In his catalogue essay, curator William Jenkins touts his selected photographers as demonstrating a “styleless style,” which the limited selection of images—only three or four per artist despite a much larger checklist—supports. How might a different selection of images tell a different story about this photographic tendency while still equally representing the exhibition? Using consumer photobook-making software, students construct their own versions of the catalogue, destabilizing assumptions about the transparency of documents to history.
In addition, this project invites students to look critically at a contemporary trend in consumer technology, being the creation of photo books.
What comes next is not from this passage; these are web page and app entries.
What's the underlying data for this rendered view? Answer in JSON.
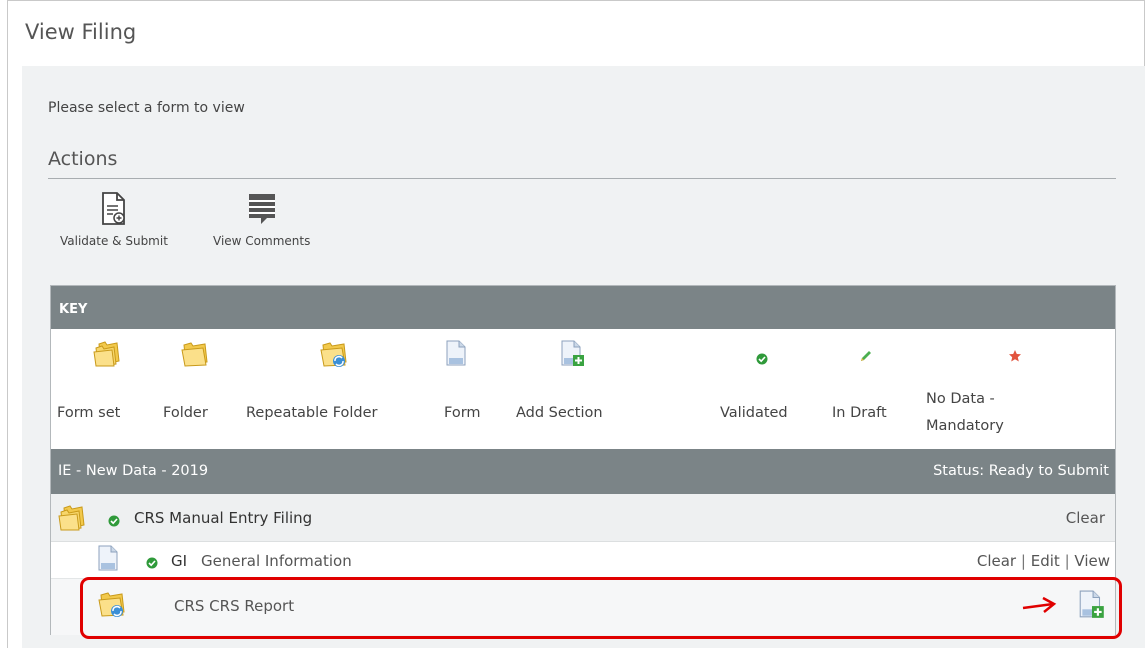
{
  "page": {
    "title": "View Filing",
    "instruction": "Please select a form to view"
  },
  "actions": {
    "title": "Actions",
    "items": [
      {
        "label": "Validate & Submit",
        "icon": "validate-submit-icon"
      },
      {
        "label": "View Comments",
        "icon": "comments-icon"
      }
    ]
  },
  "key": {
    "title": "KEY",
    "items": [
      {
        "label": "Form set",
        "icon": "form-set-icon"
      },
      {
        "label": "Folder",
        "icon": "folder-icon"
      },
      {
        "label": "Repeatable Folder",
        "icon": "repeatable-folder-icon"
      },
      {
        "label": "Form",
        "icon": "form-icon"
      },
      {
        "label": "Add Section",
        "icon": "add-section-icon"
      },
      {
        "label": "Validated",
        "icon": "validated-icon"
      },
      {
        "label": "In Draft",
        "icon": "in-draft-icon"
      },
      {
        "label": "No Data -",
        "label2": "Mandatory",
        "icon": "no-data-mandatory-icon"
      }
    ]
  },
  "filing": {
    "name": "IE - New Data - 2019",
    "status": "Status: Ready to Submit",
    "rows": [
      {
        "name": "CRS Manual Entry Filing",
        "actions": [
          "Clear"
        ]
      },
      {
        "code": "GI",
        "name": "General Information",
        "actions": [
          "Clear",
          "Edit",
          "View"
        ]
      },
      {
        "name": "CRS CRS Report"
      }
    ]
  },
  "colors": {
    "header_bg": "#7b8487",
    "highlight": "#e00000",
    "validated": "#2f9a3a"
  }
}
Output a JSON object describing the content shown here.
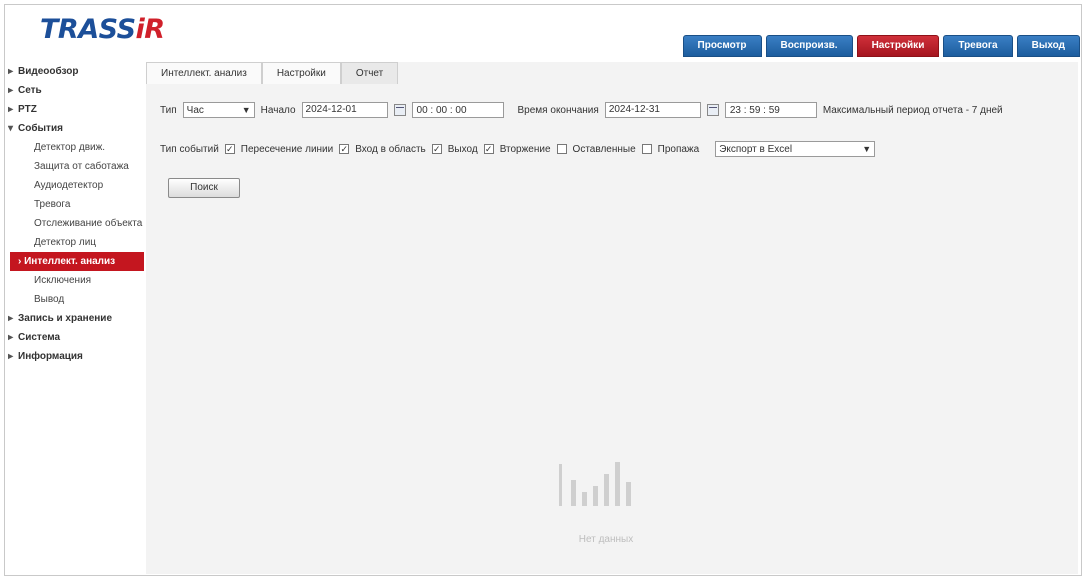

As an artistic format, the photo book blossomed—alongside New Topographics—in the 1970s. Today,
This project uses the BookWright software by Blurb, one of the most popular self-publishing and marketing platforms.